Sometimes you seem to be getting everything right in your eCommerce operation, yet you’re not getting the results that you’re looking for. Often this can be due to one solitary niggle, which is compounding everything that you’re trying to achieve with sales and customers.
But before you can really judge whether or not your eCommerce operation is functioning ideally, you first need to know what you can reasonably expect to achieve. A decent conversion rate (the percentage of website visitors that turn into paying customers) for an eCommerce website is in the 1% to 3% range. So you should be aiming for around this figure. If you exceed it…great!

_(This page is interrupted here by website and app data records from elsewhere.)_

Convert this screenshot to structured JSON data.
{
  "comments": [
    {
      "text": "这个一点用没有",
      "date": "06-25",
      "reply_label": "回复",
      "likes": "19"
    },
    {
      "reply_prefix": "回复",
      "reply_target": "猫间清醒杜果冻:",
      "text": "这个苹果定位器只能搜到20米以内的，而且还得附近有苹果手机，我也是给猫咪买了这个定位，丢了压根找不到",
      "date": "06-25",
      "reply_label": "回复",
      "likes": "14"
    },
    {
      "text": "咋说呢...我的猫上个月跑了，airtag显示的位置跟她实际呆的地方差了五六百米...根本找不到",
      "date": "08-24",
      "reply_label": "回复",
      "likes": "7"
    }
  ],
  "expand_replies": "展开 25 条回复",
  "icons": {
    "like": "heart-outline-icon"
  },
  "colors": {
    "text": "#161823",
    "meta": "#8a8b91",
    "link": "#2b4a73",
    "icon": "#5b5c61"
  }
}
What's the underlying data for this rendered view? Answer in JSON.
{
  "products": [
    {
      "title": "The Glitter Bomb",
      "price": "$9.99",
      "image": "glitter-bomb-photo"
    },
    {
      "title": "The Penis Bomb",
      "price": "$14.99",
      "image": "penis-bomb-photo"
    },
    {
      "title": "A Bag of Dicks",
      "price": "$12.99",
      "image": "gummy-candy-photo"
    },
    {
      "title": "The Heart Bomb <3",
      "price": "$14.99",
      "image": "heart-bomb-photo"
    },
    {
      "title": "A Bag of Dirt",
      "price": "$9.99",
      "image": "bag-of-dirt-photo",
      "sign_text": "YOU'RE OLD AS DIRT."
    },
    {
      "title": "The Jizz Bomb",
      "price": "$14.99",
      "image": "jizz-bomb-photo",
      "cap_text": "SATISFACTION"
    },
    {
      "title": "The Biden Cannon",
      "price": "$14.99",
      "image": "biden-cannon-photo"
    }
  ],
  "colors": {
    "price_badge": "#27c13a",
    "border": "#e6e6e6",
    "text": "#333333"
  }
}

I recently worked with a business whose conversion rate was lower than 1%, despite having a good steady supply of organic traffic coming to their website. At the beginning of our work together the client’s conversion rate was only 0.86%, and he wanted to know why. He wanted to discover ways in which he could increase this figure, and get more customers buying.
There was nervous anticipation as I started the project. Anticipation of possible sales to come, but nervous because he was asking the question to himself “What if Petra doesn’t find anything? What if it’s just going to stay the same?”
Well luckily I did find something, several things in fact, but one thing in particular seemed to be the biggest culprit. Since fixing this problem there has been a 26% boost in conversion rate!
So what was the problem that we discovered?
The problem was that the most popular organic landing pages on the client’s website started with large banner images introducing who the business was and what the shipping offers were. These pages did not immediately present the visitors with products they wanted to buy and had quite high abandonment rates. The result was that visitors were landing on the page, starting to scroll down the page, and then leaving before seeing the product range that was available.
This result was even more apparent when looking at the visitors who used mobile platforms, as no products were visible on a mobile phone unless the visitor scrolled quite far down the page.
There was navigation available on these pages that said “next”, but the next pages also displayed the shipping offers first.
This all led to a low conversion rate, as the majority of the thousands of visitors arriving at the website simply got fed up and left. The business was failing to engage with them appropriately.
I was able to identify this problem by comparing how far down the page visitors who purchased products from the store scrolled versus visitors who did not purchase anything. These comparisons were made for each page to see if there were any differences. To do this accurately I wrote a script to find any anomalies where the two groups of people behaved differently on a page.
And the data showed that all the pages that had the shipping offers before the products had differences in scrolling behaviour between purchasers and non-purchasers!
In general, the people who purchased did not attempt to scroll past the shipping offers, but instead moved away from the page to a page without the shipping offers. On the other hand, non-purchasers were more likely to attempt to scroll. The pages requiring scrolling had very high abandonment rates.
The scrolling habits of both buyers and the people who left the website were quite consistent across all of the other pages of the website.
Upon seeing the results from the data analysis, the client quickly moved the shipping offers towards the bottom of the landing pages, and showed the most popular categories of products at the top of these pages.
Since then, the website has been averaging a conversion rate of 1.08% – a 26% boost in conversion rate!
And the improvement for mobile users is even higher, a conversion rate of 0.8%, up from just 0.43%, an 86% boost in conversion rate!
Despite the great result, there is still scope for improvement on these pages, because removing an impediment is not the same as making the page amazing.
Using data analysis enables us to find both the weakest, and the most important pages on the website. Adding great copy, branding, positioning and sales elements, along with testing these changes with A/B testing, enable the conversion rates to be increased further.
So if you promote a shipping offer more heavily than your products, this can affect your conversion rate. It’s always important to ensure that everything on your web pages is presented in a logical fashion, and that’s where Web Data Analytics comes in.
What would you do with your extra revenue if you increased your conversion rate?
Web Data Analytics uses data analysis to help businesses who sell from their website to find out where and why they are losing customers, so that their conversion rate can then be improved.
Is this something you need help with for your business? If so, then email email@example.com today and let’s get right on to implementing an increase in your online sales.